Editor's note: If you’re an end-client researcher and interested in participating in a Q&A with Quirk’s, please e-mail me at email@example.com.
I got into research by accident. As an economics major, I considered working for the U.S. Government, either at the U.S. Census Bureau or for World Bank. The summer before my senior year, I interned for the New York City Department of Human Resources. My job required me to go to SSI centers throughout N.Y.C., read case files and interview case managers for a project that would culminate in a meeting in Albany, N.Y. Through the process, I realized that I enjoyed telling stories through data, so much that my HRA director invited me to Albany to present the findings to his management as I was the “voice of their customer.” It was at that moment that I found my love of research. I had to rearrange my senior year’s course schedule to add a graduate-level data analysis class, offered by my favorite stats professor from my freshman year. He mentored me my last semester, encouraging me to move away from the public to the private sector because I had “a marketer’s personality.” Shortly after graduation, I accepted a full-time job at a small market research firm, Moskowitz Jacobs, working for the legendary Howard Moskowitz, and the rest is history.
Be curious, take risks and have fun.
It is not going to happen overnight; it starts with taking baby steps to get a seat at the table of others in your company. I’ve spent most of my corporate career in highly matrixed organizations and in most instances, I was already working with product and/or R&D as well as branding and strategy teams. These are table stakes and if you want to expand, enable a culture of learning. Increasing awareness of your team through visibility via snackable insights – just tell your story over and over to “seed the need.”
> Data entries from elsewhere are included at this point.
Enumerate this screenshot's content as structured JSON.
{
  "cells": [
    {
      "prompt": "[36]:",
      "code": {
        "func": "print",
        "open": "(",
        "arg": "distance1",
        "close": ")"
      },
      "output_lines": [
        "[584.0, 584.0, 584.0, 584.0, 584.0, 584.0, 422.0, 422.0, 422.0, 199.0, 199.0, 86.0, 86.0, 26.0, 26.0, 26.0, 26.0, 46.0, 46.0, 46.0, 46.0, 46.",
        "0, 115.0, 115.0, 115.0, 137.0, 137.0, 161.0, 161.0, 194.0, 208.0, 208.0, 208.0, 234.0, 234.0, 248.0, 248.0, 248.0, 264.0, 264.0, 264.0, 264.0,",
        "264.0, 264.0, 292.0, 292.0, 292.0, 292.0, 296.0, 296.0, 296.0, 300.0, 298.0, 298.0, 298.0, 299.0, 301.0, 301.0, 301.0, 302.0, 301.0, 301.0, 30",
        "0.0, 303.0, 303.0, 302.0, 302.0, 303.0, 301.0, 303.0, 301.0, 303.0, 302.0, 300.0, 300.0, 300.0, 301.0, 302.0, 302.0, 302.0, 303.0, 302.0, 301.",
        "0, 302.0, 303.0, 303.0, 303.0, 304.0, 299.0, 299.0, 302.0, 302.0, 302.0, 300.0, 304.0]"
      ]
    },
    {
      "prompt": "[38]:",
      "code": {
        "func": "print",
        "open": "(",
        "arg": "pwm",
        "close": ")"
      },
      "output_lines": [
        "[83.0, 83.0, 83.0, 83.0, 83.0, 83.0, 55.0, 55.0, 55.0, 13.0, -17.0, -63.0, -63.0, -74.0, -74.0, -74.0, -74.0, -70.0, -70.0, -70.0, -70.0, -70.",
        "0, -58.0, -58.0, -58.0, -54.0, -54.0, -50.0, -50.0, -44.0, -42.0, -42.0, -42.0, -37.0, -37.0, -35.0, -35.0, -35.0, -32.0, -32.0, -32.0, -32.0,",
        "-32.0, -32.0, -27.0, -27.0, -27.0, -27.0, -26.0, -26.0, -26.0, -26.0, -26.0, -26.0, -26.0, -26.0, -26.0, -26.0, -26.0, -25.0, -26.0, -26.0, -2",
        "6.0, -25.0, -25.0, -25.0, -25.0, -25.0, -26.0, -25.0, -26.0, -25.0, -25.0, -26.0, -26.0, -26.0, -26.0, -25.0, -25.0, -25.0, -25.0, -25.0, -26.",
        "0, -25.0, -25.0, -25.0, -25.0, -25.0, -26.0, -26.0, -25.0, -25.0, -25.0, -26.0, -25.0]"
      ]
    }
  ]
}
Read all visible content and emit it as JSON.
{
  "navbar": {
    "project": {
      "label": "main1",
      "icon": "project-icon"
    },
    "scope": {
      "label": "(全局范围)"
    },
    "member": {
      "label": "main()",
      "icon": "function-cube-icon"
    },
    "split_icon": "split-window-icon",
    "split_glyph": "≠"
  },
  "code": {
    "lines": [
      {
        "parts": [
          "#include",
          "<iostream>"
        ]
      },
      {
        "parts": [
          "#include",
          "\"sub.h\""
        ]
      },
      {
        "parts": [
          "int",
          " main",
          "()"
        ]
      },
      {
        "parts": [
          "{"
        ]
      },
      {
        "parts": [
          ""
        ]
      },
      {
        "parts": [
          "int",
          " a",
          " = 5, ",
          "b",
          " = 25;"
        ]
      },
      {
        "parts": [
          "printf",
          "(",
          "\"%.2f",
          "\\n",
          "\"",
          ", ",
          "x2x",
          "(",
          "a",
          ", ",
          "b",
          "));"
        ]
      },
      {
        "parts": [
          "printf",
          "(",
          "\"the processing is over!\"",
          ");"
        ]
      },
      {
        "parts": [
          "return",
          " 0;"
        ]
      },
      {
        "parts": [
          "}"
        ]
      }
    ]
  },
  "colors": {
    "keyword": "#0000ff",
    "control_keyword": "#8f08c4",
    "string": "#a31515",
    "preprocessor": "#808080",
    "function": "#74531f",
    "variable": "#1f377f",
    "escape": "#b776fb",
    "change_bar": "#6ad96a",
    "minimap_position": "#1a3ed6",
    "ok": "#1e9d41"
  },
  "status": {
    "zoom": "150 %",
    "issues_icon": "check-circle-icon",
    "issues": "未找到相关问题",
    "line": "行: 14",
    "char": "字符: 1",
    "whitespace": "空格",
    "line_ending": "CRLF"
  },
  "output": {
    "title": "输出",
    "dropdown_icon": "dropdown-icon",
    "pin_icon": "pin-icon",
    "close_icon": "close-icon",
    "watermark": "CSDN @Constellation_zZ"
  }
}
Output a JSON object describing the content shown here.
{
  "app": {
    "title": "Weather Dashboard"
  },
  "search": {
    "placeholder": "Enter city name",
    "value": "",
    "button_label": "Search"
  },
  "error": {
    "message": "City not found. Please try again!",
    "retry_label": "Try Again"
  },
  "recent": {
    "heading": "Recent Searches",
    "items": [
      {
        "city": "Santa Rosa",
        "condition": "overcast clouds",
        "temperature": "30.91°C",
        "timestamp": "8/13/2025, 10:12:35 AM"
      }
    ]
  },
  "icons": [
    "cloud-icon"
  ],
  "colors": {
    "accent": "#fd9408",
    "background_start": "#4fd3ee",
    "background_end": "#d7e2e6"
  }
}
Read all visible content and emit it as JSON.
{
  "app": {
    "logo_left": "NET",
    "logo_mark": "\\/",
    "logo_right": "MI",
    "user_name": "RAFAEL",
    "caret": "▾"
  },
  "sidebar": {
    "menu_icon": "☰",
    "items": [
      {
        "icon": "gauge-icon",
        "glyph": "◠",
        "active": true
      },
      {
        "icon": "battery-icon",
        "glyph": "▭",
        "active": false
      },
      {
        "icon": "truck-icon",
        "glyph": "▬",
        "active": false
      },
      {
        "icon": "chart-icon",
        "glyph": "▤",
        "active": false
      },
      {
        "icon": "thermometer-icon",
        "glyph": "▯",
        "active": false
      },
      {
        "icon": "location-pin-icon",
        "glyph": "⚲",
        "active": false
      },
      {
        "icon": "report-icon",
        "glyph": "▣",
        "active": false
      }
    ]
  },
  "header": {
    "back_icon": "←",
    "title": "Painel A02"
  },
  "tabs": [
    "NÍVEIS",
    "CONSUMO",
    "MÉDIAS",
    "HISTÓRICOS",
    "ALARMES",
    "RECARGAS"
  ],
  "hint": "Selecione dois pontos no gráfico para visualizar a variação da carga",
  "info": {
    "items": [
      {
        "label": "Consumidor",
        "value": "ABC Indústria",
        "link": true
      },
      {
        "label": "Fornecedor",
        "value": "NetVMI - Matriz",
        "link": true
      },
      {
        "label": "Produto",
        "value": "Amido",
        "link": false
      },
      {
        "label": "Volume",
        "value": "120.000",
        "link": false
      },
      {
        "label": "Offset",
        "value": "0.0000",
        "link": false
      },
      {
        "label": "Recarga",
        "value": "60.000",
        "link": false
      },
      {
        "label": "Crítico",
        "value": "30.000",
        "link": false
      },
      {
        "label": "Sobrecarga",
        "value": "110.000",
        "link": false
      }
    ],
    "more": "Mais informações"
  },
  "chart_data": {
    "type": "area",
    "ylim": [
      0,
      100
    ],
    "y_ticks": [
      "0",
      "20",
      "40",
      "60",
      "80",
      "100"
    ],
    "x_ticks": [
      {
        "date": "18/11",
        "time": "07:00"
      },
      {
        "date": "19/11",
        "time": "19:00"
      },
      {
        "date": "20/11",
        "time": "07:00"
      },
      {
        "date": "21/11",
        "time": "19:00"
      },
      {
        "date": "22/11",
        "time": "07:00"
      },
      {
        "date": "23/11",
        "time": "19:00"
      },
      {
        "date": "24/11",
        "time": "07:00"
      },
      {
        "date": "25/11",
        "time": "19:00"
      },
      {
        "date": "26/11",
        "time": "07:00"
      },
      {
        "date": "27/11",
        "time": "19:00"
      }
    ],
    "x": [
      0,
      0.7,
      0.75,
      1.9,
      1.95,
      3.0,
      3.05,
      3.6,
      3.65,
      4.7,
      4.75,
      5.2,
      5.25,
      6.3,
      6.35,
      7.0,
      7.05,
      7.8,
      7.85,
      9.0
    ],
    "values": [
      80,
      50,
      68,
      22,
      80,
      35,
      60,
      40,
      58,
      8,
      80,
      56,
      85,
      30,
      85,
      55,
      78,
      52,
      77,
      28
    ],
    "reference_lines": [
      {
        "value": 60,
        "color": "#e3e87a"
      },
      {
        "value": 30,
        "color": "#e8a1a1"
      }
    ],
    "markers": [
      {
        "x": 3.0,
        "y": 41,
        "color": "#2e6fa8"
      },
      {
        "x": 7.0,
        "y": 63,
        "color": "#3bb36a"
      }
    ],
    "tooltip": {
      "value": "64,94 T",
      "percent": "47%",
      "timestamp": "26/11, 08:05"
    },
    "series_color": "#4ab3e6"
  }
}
In my experience, HR, operations and even IT teams value storytelli...